WHAT TO PRODUCE: Copy out the entire listing below exactly, but without its pictures.
★ ★ ★ ★
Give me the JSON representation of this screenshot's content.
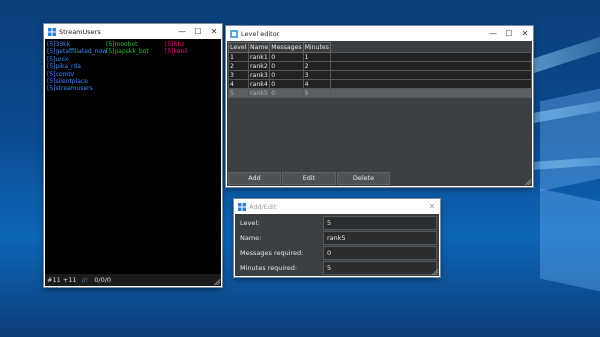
{
  "stream_users": {
    "title": "StreamUsers",
    "col1": [
      "[5]33kk",
      "[5]getaffiliated_now",
      "[5]unix",
      "[5]pika_rda",
      "[5]comtv",
      "[5]silentplace",
      "[5]streamusers"
    ],
    "col2": [
      "[5]moobot",
      "[5]papskk_bot"
    ],
    "col3": [
      "[5]ltbz",
      "[5]kenil"
    ],
    "status": "#11 +11",
    "status_count": "0/0/0",
    "colors": {
      "user": "#3a8bff",
      "bot": "#22c033",
      "mod": "#e0197d"
    }
  },
  "level_editor": {
    "title": "Level editor",
    "headers": [
      "Level",
      "Name",
      "Messages",
      "Minutes"
    ],
    "rows": [
      [
        "1",
        "rank1",
        "0",
        "1"
      ],
      [
        "2",
        "rank2",
        "0",
        "2"
      ],
      [
        "3",
        "rank3",
        "0",
        "3"
      ],
      [
        "4",
        "rank4",
        "0",
        "4"
      ],
      [
        "5",
        "rank5",
        "0",
        "5"
      ]
    ],
    "buttons": [
      "Add",
      "Edit",
      "Delete"
    ]
  },
  "add_edit": {
    "title": "Add/Edit",
    "fields": [
      {
        "label": "Level:",
        "value": "5"
      },
      {
        "label": "Name:",
        "value": "rank5"
      },
      {
        "label": "Messages required:",
        "value": "0"
      },
      {
        "label": "Minutes required:",
        "value": "5"
      }
    ]
  },
  "window_controls": {
    "minimize": "—",
    "maximize": "☐",
    "close": "✕"
  }
}
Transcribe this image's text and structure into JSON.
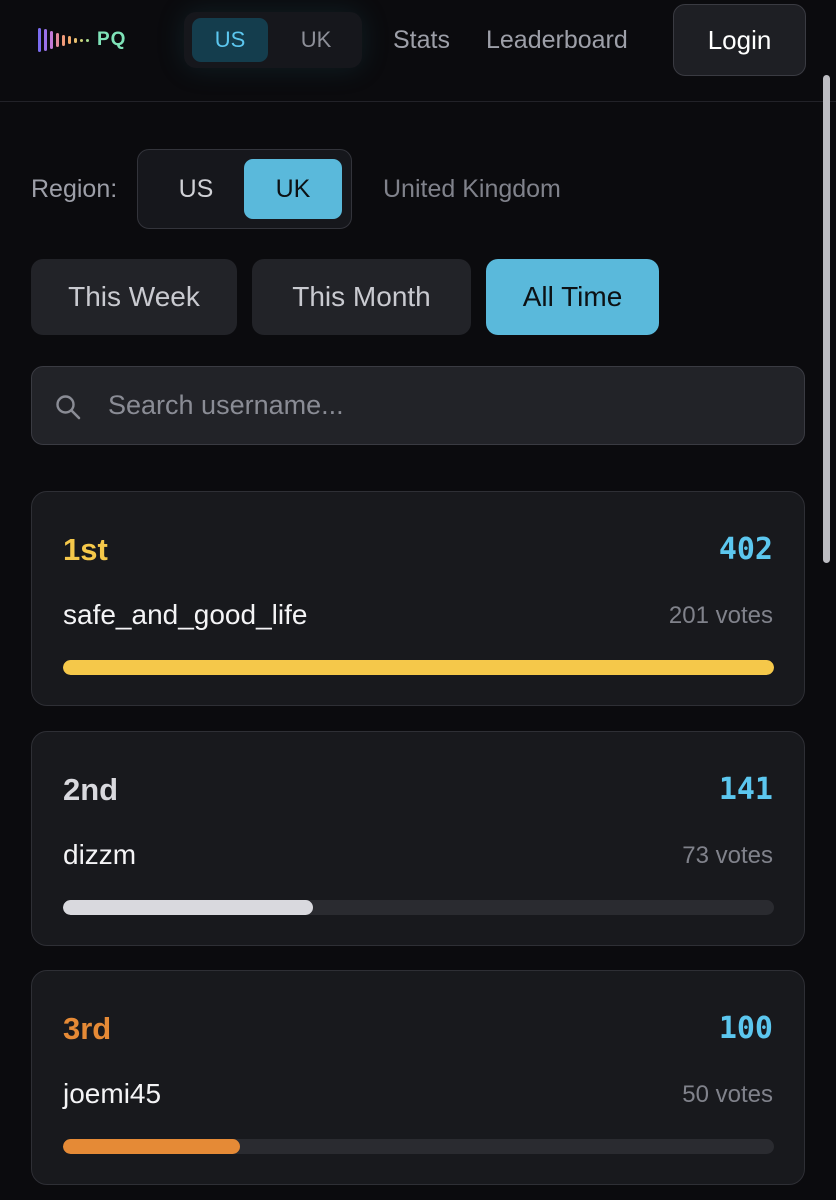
{
  "nav": {
    "logo_text": "PQ",
    "region_options": [
      "US",
      "UK"
    ],
    "region_selected": "US",
    "links": [
      "Stats",
      "Leaderboard"
    ],
    "login_label": "Login"
  },
  "filters": {
    "region_label": "Region:",
    "region_options": [
      "US",
      "UK"
    ],
    "region_selected": "UK",
    "region_name": "United Kingdom",
    "time_tabs": [
      "This Week",
      "This Month",
      "All Time"
    ],
    "time_selected": "All Time"
  },
  "search": {
    "placeholder": "Search username...",
    "value": ""
  },
  "leaderboard": [
    {
      "rank": "1st",
      "score": "402",
      "username": "safe_and_good_life",
      "votes": "201 votes",
      "progress": 1.0,
      "color": "#f5c84a"
    },
    {
      "rank": "2nd",
      "score": "141",
      "username": "dizzm",
      "votes": "73 votes",
      "progress": 0.351,
      "color": "#d9d9de"
    },
    {
      "rank": "3rd",
      "score": "100",
      "username": "joemi45",
      "votes": "50 votes",
      "progress": 0.249,
      "color": "#e58a36"
    }
  ],
  "colors": {
    "accent": "#5ab9db",
    "score": "#5cc7ef",
    "gold": "#f5c84a",
    "silver": "#d9d9de",
    "bronze": "#e58a36"
  }
}
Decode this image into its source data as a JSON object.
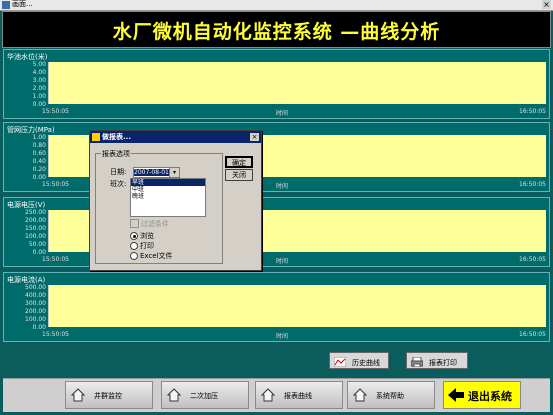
{
  "window": {
    "title": "画面..."
  },
  "header": {
    "title": "水厂微机自动化监控系统 —曲线分析"
  },
  "panels": [
    {
      "label": "华池水位(米)",
      "ticks": [
        "5.00",
        "4.00",
        "3.00",
        "2.00",
        "1.00",
        "0.00"
      ],
      "time_start": "15:50:05",
      "time_label": "时间",
      "time_end": "16:50:05"
    },
    {
      "label": "管网压力(MPa)",
      "ticks": [
        "1.00",
        "0.80",
        "0.60",
        "0.40",
        "0.20",
        "0.00"
      ],
      "time_start": "15:50:05",
      "time_label": "时间",
      "time_end": "16:50:05"
    },
    {
      "label": "电源电压(V)",
      "ticks": [
        "250.00",
        "200.00",
        "150.00",
        "100.00",
        "50.00",
        "0.00"
      ],
      "time_start": "15:50:05",
      "time_label": "时间",
      "time_end": "16:50:05"
    },
    {
      "label": "电源电流(A)",
      "ticks": [
        "500.00",
        "400.00",
        "300.00",
        "200.00",
        "100.00",
        "0.00"
      ],
      "time_start": "15:50:05",
      "time_label": "时间",
      "time_end": "16:50:05"
    }
  ],
  "actions": {
    "history_label": "历史曲线",
    "print_label": "报表打印"
  },
  "nav": {
    "items": [
      {
        "label": "井群监控"
      },
      {
        "label": "二次加压"
      },
      {
        "label": "报表曲线"
      },
      {
        "label": "系统帮助"
      }
    ],
    "exit_label": "退出系统"
  },
  "dialog": {
    "title": "做报表...",
    "group_label": "报表选项",
    "date_label": "日期:",
    "date_value": "2007-08-01",
    "shift_label": "班次:",
    "shifts": [
      "早班",
      "中班",
      "晚班"
    ],
    "selected_shift": "早班",
    "filter_label": "过滤条件",
    "output_options": [
      "浏览",
      "打印",
      "Excel文件"
    ],
    "selected_output": "浏览",
    "ok_label": "确定",
    "close_label": "关闭"
  }
}
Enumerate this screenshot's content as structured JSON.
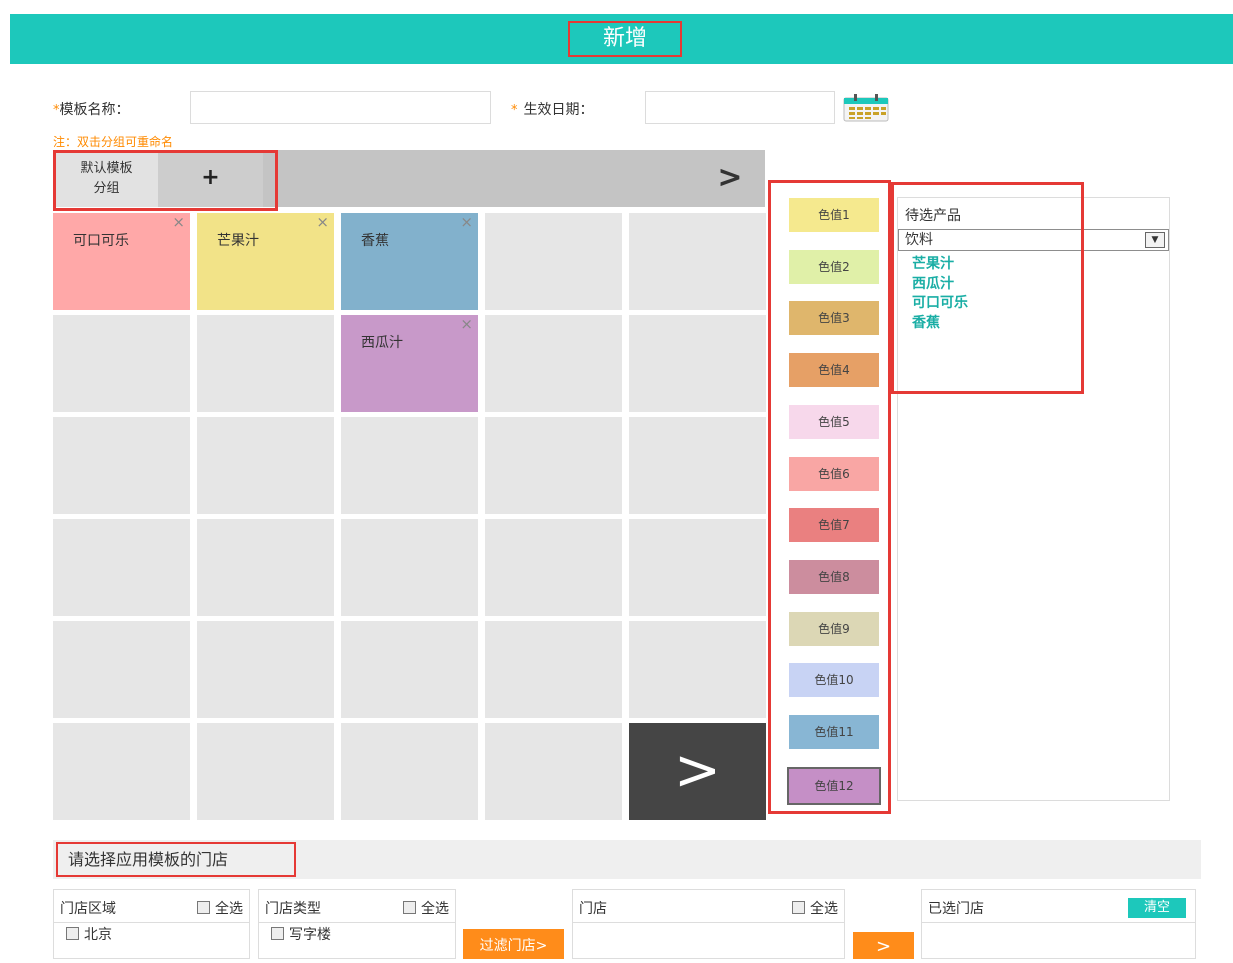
{
  "header": {
    "title": "新增"
  },
  "form": {
    "template_name_label": "模板名称：",
    "effective_date_label": "生效日期：",
    "required_mark": "*",
    "note": "注：双击分组可重命名"
  },
  "groups": {
    "default_group_line1": "默认模板",
    "default_group_line2": "分组",
    "add_label": "+",
    "next_label": ">"
  },
  "grid": {
    "next_label": ">",
    "items": [
      {
        "name": "可口可乐",
        "color": "#ffa8a8"
      },
      {
        "name": "芒果汁",
        "color": "#f2e388"
      },
      {
        "name": "香蕉",
        "color": "#82b1cc"
      },
      {
        "name": "西瓜汁",
        "color": "#c899c9"
      }
    ],
    "remove_label": "×"
  },
  "colors": {
    "swatches": [
      {
        "label": "色值1",
        "color": "#f5e98e"
      },
      {
        "label": "色值2",
        "color": "#e0f0a8"
      },
      {
        "label": "色值3",
        "color": "#dfb66c"
      },
      {
        "label": "色值4",
        "color": "#e6a066"
      },
      {
        "label": "色值5",
        "color": "#f7d8eb"
      },
      {
        "label": "色值6",
        "color": "#f9a6a4"
      },
      {
        "label": "色值7",
        "color": "#ea8080"
      },
      {
        "label": "色值8",
        "color": "#cc8d9e"
      },
      {
        "label": "色值9",
        "color": "#dcd7b5"
      },
      {
        "label": "色值10",
        "color": "#c8d3f4"
      },
      {
        "label": "色值11",
        "color": "#88b6d4"
      },
      {
        "label": "色值12",
        "color": "#c58fc6"
      }
    ]
  },
  "products": {
    "title": "待选产品",
    "category": "饮料",
    "items": [
      "芒果汁",
      "西瓜汁",
      "可口可乐",
      "香蕉"
    ]
  },
  "stores": {
    "title": "请选择应用模板的门店",
    "region_label": "门店区域",
    "type_label": "门店类型",
    "store_label": "门店",
    "selected_label": "已选门店",
    "select_all": "全选",
    "clear_label": "清空",
    "region_items": [
      "北京"
    ],
    "type_items": [
      "写字楼"
    ],
    "filter_button": "过滤门店>",
    "move_button": ">"
  }
}
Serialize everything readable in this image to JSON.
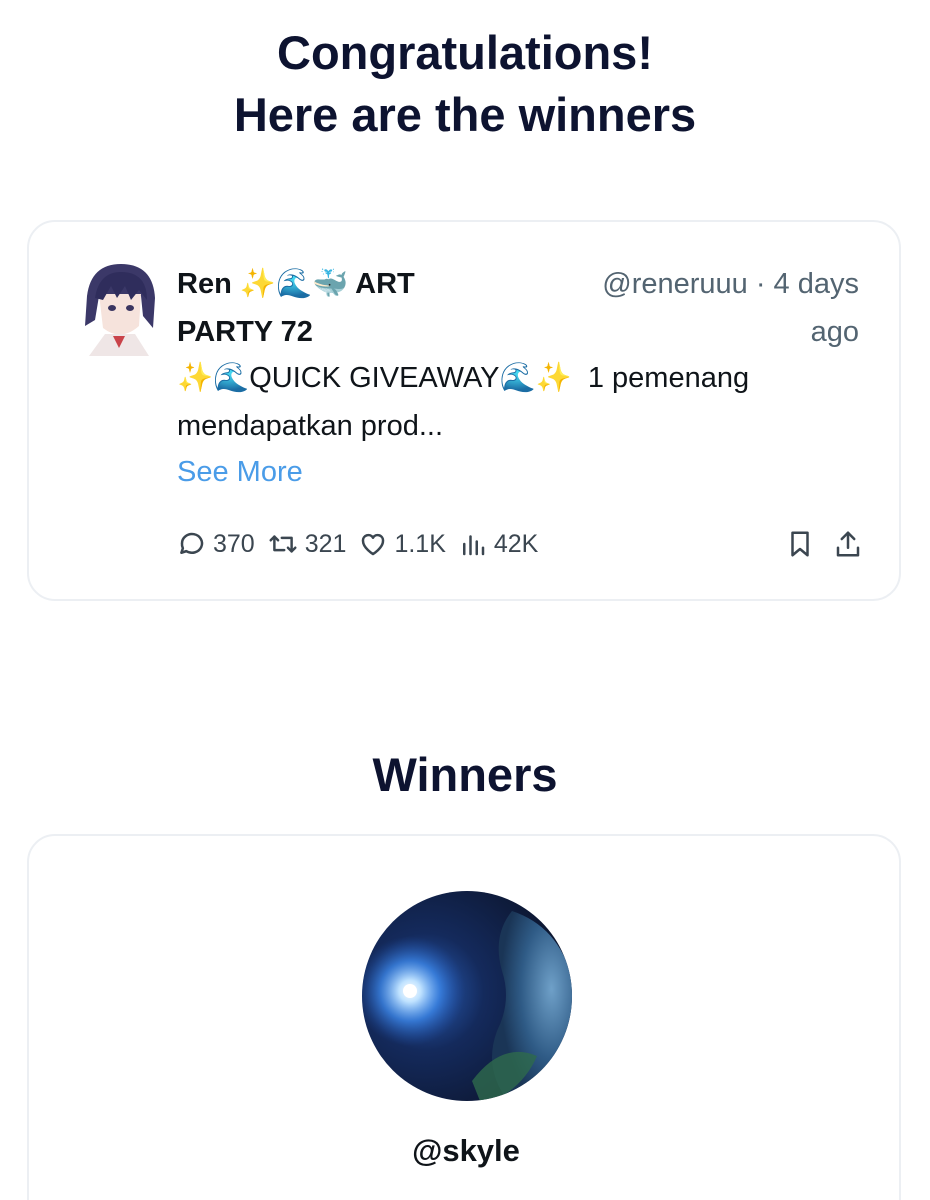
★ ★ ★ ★
RESULT OF THE EXERCISE:
Give me the JSON representation of this screenshot's content.
{
  "stream_users": {
    "title": "StreamUsers",
    "col1": [
      "[5]33kk",
      "[5]getaffiliated_now",
      "[5]unix",
      "[5]pika_rda",
      "[5]comtv",
      "[5]silentplace",
      "[5]streamusers"
    ],
    "col2": [
      "[5]moobot",
      "[5]papskk_bot"
    ],
    "col3": [
      "[5]ltbz",
      "[5]kenil"
    ],
    "status": "#11 +11",
    "status_count": "0/0/0",
    "colors": {
      "user": "#3a8bff",
      "bot": "#22c033",
      "mod": "#e0197d"
    }
  },
  "level_editor": {
    "title": "Level editor",
    "headers": [
      "Level",
      "Name",
      "Messages",
      "Minutes"
    ],
    "rows": [
      [
        "1",
        "rank1",
        "0",
        "1"
      ],
      [
        "2",
        "rank2",
        "0",
        "2"
      ],
      [
        "3",
        "rank3",
        "0",
        "3"
      ],
      [
        "4",
        "rank4",
        "0",
        "4"
      ],
      [
        "5",
        "rank5",
        "0",
        "5"
      ]
    ],
    "buttons": [
      "Add",
      "Edit",
      "Delete"
    ]
  },
  "add_edit": {
    "title": "Add/Edit",
    "fields": [
      {
        "label": "Level:",
        "value": "5"
      },
      {
        "label": "Name:",
        "value": "rank5"
      },
      {
        "label": "Messages required:",
        "value": "0"
      },
      {
        "label": "Minutes required:",
        "value": "5"
      }
    ]
  },
  "window_controls": {
    "minimize": "—",
    "maximize": "☐",
    "close": "✕"
  }
}
Transcribe this image's text and structure into JSON.
{
  "nav": {
    "logo_text": "PQ",
    "region_options": [
      "US",
      "UK"
    ],
    "region_selected": "US",
    "links": [
      "Stats",
      "Leaderboard"
    ],
    "login_label": "Login"
  },
  "filters": {
    "region_label": "Region:",
    "region_options": [
      "US",
      "UK"
    ],
    "region_selected": "UK",
    "region_name": "United Kingdom",
    "time_tabs": [
      "This Week",
      "This Month",
      "All Time"
    ],
    "time_selected": "All Time"
  },
  "search": {
    "placeholder": "Search username...",
    "value": ""
  },
  "leaderboard": [
    {
      "rank": "1st",
      "score": "402",
      "username": "safe_and_good_life",
      "votes": "201 votes",
      "progress": 1.0,
      "color": "#f5c84a"
    },
    {
      "rank": "2nd",
      "score": "141",
      "username": "dizzm",
      "votes": "73 votes",
      "progress": 0.351,
      "color": "#d9d9de"
    },
    {
      "rank": "3rd",
      "score": "100",
      "username": "joemi45",
      "votes": "50 votes",
      "progress": 0.249,
      "color": "#e58a36"
    }
  ],
  "colors": {
    "accent": "#5ab9db",
    "score": "#5cc7ef",
    "gold": "#f5c84a",
    "silver": "#d9d9de",
    "bronze": "#e58a36"
  }
}
Decode this image into its source data as a JSON object.
{
  "window": {
    "title": "画面..."
  },
  "header": {
    "title": "水厂微机自动化监控系统 —曲线分析"
  },
  "panels": [
    {
      "label": "华池水位(米)",
      "ticks": [
        "5.00",
        "4.00",
        "3.00",
        "2.00",
        "1.00",
        "0.00"
      ],
      "time_start": "15:50:05",
      "time_label": "时间",
      "time_end": "16:50:05"
    },
    {
      "label": "管网压力(MPa)",
      "ticks": [
        "1.00",
        "0.80",
        "0.60",
        "0.40",
        "0.20",
        "0.00"
      ],
      "time_start": "15:50:05",
      "time_label": "时间",
      "time_end": "16:50:05"
    },
    {
      "label": "电源电压(V)",
      "ticks": [
        "250.00",
        "200.00",
        "150.00",
        "100.00",
        "50.00",
        "0.00"
      ],
      "time_start": "15:50:05",
      "time_label": "时间",
      "time_end": "16:50:05"
    },
    {
      "label": "电源电流(A)",
      "ticks": [
        "500.00",
        "400.00",
        "300.00",
        "200.00",
        "100.00",
        "0.00"
      ],
      "time_start": "15:50:05",
      "time_label": "时间",
      "time_end": "16:50:05"
    }
  ],
  "actions": {
    "history_label": "历史曲线",
    "print_label": "报表打印"
  },
  "nav": {
    "items": [
      {
        "label": "井群监控"
      },
      {
        "label": "二次加压"
      },
      {
        "label": "报表曲线"
      },
      {
        "label": "系统帮助"
      }
    ],
    "exit_label": "退出系统"
  },
  "dialog": {
    "title": "做报表...",
    "group_label": "报表选项",
    "date_label": "日期:",
    "date_value": "2007-08-01",
    "shift_label": "班次:",
    "shifts": [
      "早班",
      "中班",
      "晚班"
    ],
    "selected_shift": "早班",
    "filter_label": "过滤条件",
    "output_options": [
      "浏览",
      "打印",
      "Excel文件"
    ],
    "selected_output": "浏览",
    "ok_label": "确定",
    "close_label": "关闭"
  }
}
Enumerate this screenshot's content as structured JSON.
{
  "header": {
    "title": "新增"
  },
  "form": {
    "template_name_label": "模板名称：",
    "effective_date_label": "生效日期：",
    "required_mark": "*",
    "note": "注：双击分组可重命名"
  },
  "groups": {
    "default_group_line1": "默认模板",
    "default_group_line2": "分组",
    "add_label": "+",
    "next_label": ">"
  },
  "grid": {
    "next_label": ">",
    "items": [
      {
        "name": "可口可乐",
        "color": "#ffa8a8"
      },
      {
        "name": "芒果汁",
        "color": "#f2e388"
      },
      {
        "name": "香蕉",
        "color": "#82b1cc"
      },
      {
        "name": "西瓜汁",
        "color": "#c899c9"
      }
    ],
    "remove_label": "×"
  },
  "colors": {
    "swatches": [
      {
        "label": "色值1",
        "color": "#f5e98e"
      },
      {
        "label": "色值2",
        "color": "#e0f0a8"
      },
      {
        "label": "色值3",
        "color": "#dfb66c"
      },
      {
        "label": "色值4",
        "color": "#e6a066"
      },
      {
        "label": "色值5",
        "color": "#f7d8eb"
      },
      {
        "label": "色值6",
        "color": "#f9a6a4"
      },
      {
        "label": "色值7",
        "color": "#ea8080"
      },
      {
        "label": "色值8",
        "color": "#cc8d9e"
      },
      {
        "label": "色值9",
        "color": "#dcd7b5"
      },
      {
        "label": "色值10",
        "color": "#c8d3f4"
      },
      {
        "label": "色值11",
        "color": "#88b6d4"
      },
      {
        "label": "色值12",
        "color": "#c58fc6"
      }
    ]
  },
  "products": {
    "title": "待选产品",
    "category": "饮料",
    "items": [
      "芒果汁",
      "西瓜汁",
      "可口可乐",
      "香蕉"
    ]
  },
  "stores": {
    "title": "请选择应用模板的门店",
    "region_label": "门店区域",
    "type_label": "门店类型",
    "store_label": "门店",
    "selected_label": "已选门店",
    "select_all": "全选",
    "clear_label": "清空",
    "region_items": [
      "北京"
    ],
    "type_items": [
      "写字楼"
    ],
    "filter_button": "过滤门店>",
    "move_button": ">"
  }
}
Serialize everything readable in this image to JSON.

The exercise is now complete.